OneBigGame reveals Zoe Mode's Chime
Charity publisher taps Perry, Cecil, more.
Pioneering non-profit publisher OneBigGame has revealed Zoe Mode's Chime as the charity-focused label's first game.
Available from Xbox Live Arcade this winter, Chime has musical blocks you need to rearrange so they sound clearly individual notes when a vertical line sweeps past, a bit like Lumines. Apparently musical men Moby and Paul Hartnoll have contributed.
Admirably, OneBigGame sends 80 per cent of any money made via game sales straight to charity. For publisher founder Martin le Ronde the vision has taken three hard years to materialise. And during that time he has enticed some serious support.

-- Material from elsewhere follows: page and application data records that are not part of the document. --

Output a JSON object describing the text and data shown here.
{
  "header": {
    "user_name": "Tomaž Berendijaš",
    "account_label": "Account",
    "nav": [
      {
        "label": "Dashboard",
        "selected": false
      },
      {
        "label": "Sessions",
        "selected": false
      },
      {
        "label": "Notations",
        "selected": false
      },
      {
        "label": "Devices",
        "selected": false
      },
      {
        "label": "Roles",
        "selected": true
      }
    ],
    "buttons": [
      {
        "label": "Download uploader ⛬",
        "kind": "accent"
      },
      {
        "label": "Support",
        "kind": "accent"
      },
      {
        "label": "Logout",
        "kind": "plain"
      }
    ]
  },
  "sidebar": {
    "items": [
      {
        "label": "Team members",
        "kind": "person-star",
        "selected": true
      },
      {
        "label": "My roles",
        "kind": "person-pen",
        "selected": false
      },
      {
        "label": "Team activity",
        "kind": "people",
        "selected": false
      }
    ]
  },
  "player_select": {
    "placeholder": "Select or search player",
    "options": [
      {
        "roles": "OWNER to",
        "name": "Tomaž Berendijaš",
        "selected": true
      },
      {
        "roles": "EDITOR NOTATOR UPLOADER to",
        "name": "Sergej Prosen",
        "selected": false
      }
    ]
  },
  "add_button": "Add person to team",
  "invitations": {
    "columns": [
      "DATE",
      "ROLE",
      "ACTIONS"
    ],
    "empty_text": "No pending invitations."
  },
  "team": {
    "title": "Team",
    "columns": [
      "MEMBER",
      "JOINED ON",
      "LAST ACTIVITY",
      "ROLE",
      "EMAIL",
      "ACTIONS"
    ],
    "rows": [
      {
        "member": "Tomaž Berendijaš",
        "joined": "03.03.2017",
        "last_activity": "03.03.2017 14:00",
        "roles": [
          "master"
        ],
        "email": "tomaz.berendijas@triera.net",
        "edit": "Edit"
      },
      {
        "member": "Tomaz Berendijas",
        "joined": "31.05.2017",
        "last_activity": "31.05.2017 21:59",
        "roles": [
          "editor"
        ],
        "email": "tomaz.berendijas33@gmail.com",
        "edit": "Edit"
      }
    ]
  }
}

"I can officially confirm several [games], although there are plenty more in the pipeline," le Ronde told GamesIndustry.biz during a deep probing.
"David Perry, founder of Shiny - he's doing a remake of one of his favourite games of all time, which is a classic ZX Spectrum game ... Masaya Matsuura, creator of Parappa the Rapper, he's going to be doing a sort of reinvention of the genre ... And then there's Charles Cecil.
Cecil, creator of Beneath a Steel Sky, approached le Ronde with an idea to rework Minesweeper, of all games. Given the freedom of OneBigGames' approach, le Ronde happily agreed.
"Charles is going to come up with a backstory as to why the mines are there and why the war is being fought, and he's come up with a character and a storyline and it's going to be an action adventure hybrid," he said.
OneBigGames wants to be considered first and foremost as an "art house" game publisher producing top quality games. But the charity angle is strong, and le Ronde will rely on the goodwill of developers to get the service off the ground.
Nevertheless, there's another reason why creators may take the plunge: prototyping - OneBigGame will give back the IP rights to the developer after a "certain period" has passed.
"We are the most lenient publisher in the world," boasted le Ronde.
"... Some people come to us with ideas they've had for years and they go, 'finally I can do that'. And others come to us and say 'I'm working on this, what do you think?' As long as it's exclusive for us we'll take it.
"... OneBigGame, and this is I think vital, could become a launch platform for new innovative IP that is initially not constrained by commercial issues," he added.
Martin le Ronde would like to become the games equivalent of a non-profit art house cinema, "something like that".
Head over to GamesIndustry.biz for the full interview with Martin le Ronde.
Alternatively, pop into our Chime gallery for the first shots of the game.